But buying a home is an entirely different story. You may struggle to find something affordable, and there may be multiple buyers each time you decide to make an offer. You may go through this cycle several times over many months before your offer is accepted. You should do this while living in your own home, with the comfort of knowing that you can sell your own home easily at any time, instead of the stress of an imminent closing date on your own home. Or worse, move into rented space or Malvolio's mom's house for months or a year while the market increases by 15% and the houses in your old area are now selling for $100K more than you sold for. Ouch, now you really can't afford to buy what you want, and you may end up buying something equivalent to what you used to own, for more, plus legal, realtor, and land transfer costs.
If the closing dates don't align, then bridge. This will only end up costing a few hundred dollars, less than $1K including legal fees (the lawyer will also charge to handle this). But by buying before you sell, you'll easily make up that difference.
This advice only applies to hot property markets. I'm not a realtor, just a guy living in the GTA who went through this process last year. Lost out on three offers over 10 months, then bought for asking price on fourth offer (very fortunate), then sold for $90K over asking, then bridged for 2 months. My realtor is awesome and made the process as stress free as it can be.
Get a good realtor, start house hunting while preparing your own house for sale, and enjoy the process. Also you should negotiate with your realtor, they may be willing to reduce their commission on your sale if they are also representing you on the purchase.

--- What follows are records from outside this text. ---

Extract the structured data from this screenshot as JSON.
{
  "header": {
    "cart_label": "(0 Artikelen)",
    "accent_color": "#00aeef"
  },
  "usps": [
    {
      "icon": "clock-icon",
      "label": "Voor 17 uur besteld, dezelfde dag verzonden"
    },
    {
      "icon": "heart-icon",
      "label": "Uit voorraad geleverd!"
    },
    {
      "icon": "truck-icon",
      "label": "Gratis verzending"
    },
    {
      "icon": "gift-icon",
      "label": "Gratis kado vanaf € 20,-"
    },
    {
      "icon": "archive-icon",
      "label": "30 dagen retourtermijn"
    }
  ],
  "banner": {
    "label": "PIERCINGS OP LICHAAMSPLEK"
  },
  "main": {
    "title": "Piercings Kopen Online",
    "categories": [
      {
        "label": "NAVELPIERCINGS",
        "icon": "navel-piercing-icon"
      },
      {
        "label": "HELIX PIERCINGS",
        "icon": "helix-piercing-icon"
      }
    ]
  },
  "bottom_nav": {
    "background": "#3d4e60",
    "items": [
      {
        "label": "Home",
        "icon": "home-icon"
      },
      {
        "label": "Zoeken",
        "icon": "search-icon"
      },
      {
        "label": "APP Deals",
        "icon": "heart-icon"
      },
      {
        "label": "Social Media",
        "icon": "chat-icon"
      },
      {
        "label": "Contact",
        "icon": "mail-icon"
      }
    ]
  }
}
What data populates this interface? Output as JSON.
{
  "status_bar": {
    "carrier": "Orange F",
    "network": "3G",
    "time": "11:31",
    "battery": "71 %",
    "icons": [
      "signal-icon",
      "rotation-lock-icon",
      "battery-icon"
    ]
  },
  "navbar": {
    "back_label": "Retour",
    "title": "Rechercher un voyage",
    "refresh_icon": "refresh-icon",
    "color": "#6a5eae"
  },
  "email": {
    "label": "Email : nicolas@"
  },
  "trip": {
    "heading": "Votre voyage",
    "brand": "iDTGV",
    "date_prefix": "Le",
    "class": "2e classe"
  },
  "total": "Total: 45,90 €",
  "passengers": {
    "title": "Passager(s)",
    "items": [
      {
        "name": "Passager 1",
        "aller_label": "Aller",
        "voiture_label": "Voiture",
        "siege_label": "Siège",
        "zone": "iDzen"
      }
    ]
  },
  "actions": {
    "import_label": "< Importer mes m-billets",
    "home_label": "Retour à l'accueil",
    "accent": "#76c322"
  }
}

P.S. Do not make a contingent offer, and do not accept one. Get your financing in place before you make an offer, and if you are concerned about inspection, you can also do that before the offer, if you act quickly. The inspection will cost ~$500, but it will increase the value of your offer by much more than that since you will be going in without conditions. I spent ~$1,000 on two property inspections on homes I lost out on, and I don't regret it. That is the cost of doing business. The other offers on the home I eventually bought were for significantly more than my offer, but they had conditions. I saved at least $40K by being condition free, and I only spent $1,500 on three property inspections. And, some people will just drop out of the multiple offer scenario when they learn that one of the buyers has done an inspection.